Sneaky Pie Brown supposedly helps her person, Rita Mae Brown, write the Mrs. Murphy Mystery series. I don’t know, though. Seems to me, if Sneaky Pie was really helping, Mrs. Murphy would have featured a bit more in the one book in this series that I listened to: Wish You Were Here.
It was a good book, but I was disappointed, initially, because the description of the story seemed to indicate that the cat and her friend (a dog!) were “one step ahead” of their human, Mary Minor “Harry” Haristeen, the town post mistress who has a bad habit of reading the back of postcards before she puts them in their correct boxes.
There are 20 books in this series. Ms. Brown has written many other books. A listing can be found at http://en.wikipedia.org/wiki/Rita_Mae_Brown.
Four More Books for Children
Yep, I love children’s books. :-)
Here are four I’ve enjoyed:

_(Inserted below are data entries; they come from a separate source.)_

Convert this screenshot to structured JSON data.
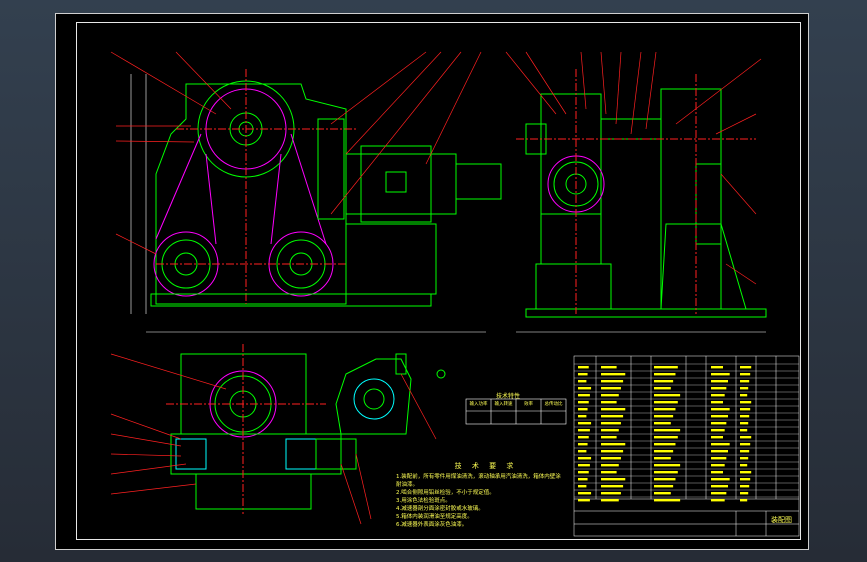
{
  "colors": {
    "background": "#000000",
    "frame": "#e8e8e8",
    "body": "#00ff00",
    "hidden": "#ff00ff",
    "dimension": "#ffffff",
    "annotation": "#ffff00",
    "leader": "#ff2020",
    "center": "#ff2020",
    "hatch": "#00ffff"
  },
  "technical_requirements": {
    "heading": "技 术 要 求",
    "lines": [
      "1.装配前，所有零件用煤油清洗，滚动轴承用汽油清洗，箱体内壁涂",
      "  耐油漆。",
      "2.啮合侧隙用铅丝检验，不小于规定值。",
      "3.用涂色法检验斑点。",
      "4.减速器剖分面涂密封胶或水玻璃。",
      "5.箱体内装润滑油至规定高度。",
      "6.减速器外表面涂灰色油漆。"
    ]
  },
  "spec_table": {
    "heading": "技术特性",
    "headers": [
      "输入功率",
      "输入转速",
      "效率",
      "总传动比"
    ],
    "values": [
      "",
      "",
      "",
      ""
    ]
  },
  "title_block": {
    "drawing_name": "装配图",
    "scale": "",
    "sheet": ""
  }
}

Whittington, by Alan Armstrong, is one of my favorites. It is the story of two children, their grandfather who has a “farm” of acquired animals, and a tom cat that wanders in and asks to be allowed to stay. He has a ragged ear from fighting and an engaging story of the history of his name. He tells a tale about Dick Whittington, a historical London mayor, and his adventures.
Check out wikipedia and not much is really known about the real Dick Whittington. This is a tale with a twist — how a cat made his fortune. :-)
Hobart, by Anita T. Briggs, is about a litter of piglets. Hobart wants to dance! He and his littermates perfect their performances and show off to the farmer. Wonderful results.
Now for the series of books about The Bed and Biscuit, by Joan Carris.
Starting with Welcome to the Bed and Biscuit, we meet Grampa Bender who runs an animal boardinghouse with the help of Ernest the pig, Gabby the mynah bird and Milly the cat. He comes home one day with a mysterious bundle and these three loyal friends begin to worry.
In Wild Times at the Bed and Biscuit, the three friends are trying to train Sir Walter, a Scottish Terrier puppy who has joined them, while dealing with some interesting boarders, including a cranky muskrat, at the animal boardinghouse run by Grampa Bender.
And, I just found out that there is a new book in the series, Magic at the Bed and Biscuit. Apparently, an ornery chicken, Malicia, is now staying at the animal boardinghouse. The four friends are having a hard time dealing with this newcomer! This book is on my “read soon” list, for sure. :-)
Tell me —
1) Are animals smarter than humans say they are? (I’ve got more stories I could tell about that — mostly ones my husband has told me …)
2) Have you read any good books that feature some intelligent animals?
Have Great Reads!
[Once again I am forced to say that WordPress is funky and adding extra lines between paragraphs in ways that I can’t seem to control! ARGH! Sorry about that … and on my screen, when I preview the final post, there is a combination of fonts on screen. One font shows here in the “write the post” box and another usually shows up on the final post page, but today, both fonts are taking turns showing up on the post page. **shrugs shoulders and plans to go off to blogger to begin working on setting up the blog there instead of here …**]